Segment Start: INPUT DATA
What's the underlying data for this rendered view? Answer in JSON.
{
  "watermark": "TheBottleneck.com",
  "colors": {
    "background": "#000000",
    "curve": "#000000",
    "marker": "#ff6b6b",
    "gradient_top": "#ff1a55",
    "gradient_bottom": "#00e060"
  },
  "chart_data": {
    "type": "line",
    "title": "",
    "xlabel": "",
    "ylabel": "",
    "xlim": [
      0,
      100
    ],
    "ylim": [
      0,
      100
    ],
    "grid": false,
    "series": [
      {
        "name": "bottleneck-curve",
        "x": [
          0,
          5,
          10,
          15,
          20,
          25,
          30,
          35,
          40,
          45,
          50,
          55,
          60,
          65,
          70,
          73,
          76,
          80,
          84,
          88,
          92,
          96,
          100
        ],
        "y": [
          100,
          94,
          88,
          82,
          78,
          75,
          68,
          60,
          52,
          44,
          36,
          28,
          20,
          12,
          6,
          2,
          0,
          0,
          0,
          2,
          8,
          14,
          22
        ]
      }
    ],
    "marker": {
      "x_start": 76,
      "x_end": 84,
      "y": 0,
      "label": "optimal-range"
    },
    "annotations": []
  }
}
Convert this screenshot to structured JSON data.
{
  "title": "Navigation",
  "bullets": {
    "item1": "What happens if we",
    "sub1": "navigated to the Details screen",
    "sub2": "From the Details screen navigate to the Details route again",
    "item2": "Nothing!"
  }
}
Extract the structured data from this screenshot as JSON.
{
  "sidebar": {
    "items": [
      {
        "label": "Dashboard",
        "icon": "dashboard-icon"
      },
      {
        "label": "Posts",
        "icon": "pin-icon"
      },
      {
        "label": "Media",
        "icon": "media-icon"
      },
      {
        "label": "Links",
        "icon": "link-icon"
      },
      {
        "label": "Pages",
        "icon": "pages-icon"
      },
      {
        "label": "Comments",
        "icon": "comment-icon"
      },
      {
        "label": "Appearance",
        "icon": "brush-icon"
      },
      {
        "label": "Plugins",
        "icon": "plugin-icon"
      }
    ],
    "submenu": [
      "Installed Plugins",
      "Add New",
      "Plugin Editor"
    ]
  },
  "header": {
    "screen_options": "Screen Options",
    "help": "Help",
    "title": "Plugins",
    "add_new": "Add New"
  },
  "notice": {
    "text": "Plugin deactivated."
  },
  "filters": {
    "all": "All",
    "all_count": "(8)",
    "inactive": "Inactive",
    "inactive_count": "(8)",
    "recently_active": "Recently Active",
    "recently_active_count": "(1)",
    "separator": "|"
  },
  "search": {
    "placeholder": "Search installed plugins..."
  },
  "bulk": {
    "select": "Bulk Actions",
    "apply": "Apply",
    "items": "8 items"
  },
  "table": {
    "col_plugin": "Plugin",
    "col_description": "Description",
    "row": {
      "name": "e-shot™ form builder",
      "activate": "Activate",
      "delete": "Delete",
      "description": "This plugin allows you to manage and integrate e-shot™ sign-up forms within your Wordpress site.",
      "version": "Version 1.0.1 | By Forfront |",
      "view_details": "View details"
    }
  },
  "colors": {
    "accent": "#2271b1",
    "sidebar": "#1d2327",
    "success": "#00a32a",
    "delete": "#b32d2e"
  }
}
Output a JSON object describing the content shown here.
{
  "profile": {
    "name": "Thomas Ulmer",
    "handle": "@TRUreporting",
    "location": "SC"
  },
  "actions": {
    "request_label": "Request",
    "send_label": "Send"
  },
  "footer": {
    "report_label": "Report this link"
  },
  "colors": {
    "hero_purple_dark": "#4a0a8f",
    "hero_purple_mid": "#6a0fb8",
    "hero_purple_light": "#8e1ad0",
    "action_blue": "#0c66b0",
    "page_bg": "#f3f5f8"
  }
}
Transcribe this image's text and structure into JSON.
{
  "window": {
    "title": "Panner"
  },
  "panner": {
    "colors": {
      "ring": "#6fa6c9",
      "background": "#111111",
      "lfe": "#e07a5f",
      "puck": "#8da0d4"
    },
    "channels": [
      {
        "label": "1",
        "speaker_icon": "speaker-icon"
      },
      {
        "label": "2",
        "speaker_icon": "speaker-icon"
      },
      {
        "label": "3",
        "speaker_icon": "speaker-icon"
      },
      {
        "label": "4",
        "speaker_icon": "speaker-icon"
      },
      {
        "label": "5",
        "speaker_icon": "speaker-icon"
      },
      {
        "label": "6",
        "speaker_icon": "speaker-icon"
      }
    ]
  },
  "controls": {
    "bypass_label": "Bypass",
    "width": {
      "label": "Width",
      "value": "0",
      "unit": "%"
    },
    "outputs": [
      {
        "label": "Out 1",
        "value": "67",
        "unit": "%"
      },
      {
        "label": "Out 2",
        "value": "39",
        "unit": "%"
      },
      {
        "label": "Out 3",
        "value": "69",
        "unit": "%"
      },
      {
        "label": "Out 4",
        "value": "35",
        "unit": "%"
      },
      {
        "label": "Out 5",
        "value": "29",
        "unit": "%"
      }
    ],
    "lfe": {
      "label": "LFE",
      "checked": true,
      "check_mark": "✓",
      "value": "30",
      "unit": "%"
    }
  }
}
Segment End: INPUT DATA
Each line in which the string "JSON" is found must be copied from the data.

WRITTEN RESPONSE:
What's the underlying data for this rendered view? Answer in JSON.
Convert this screenshot to structured JSON data.
Extract the structured data from this screenshot as JSON.
Output a JSON object describing the content shown here.
Transcribe this image's text and structure into JSON.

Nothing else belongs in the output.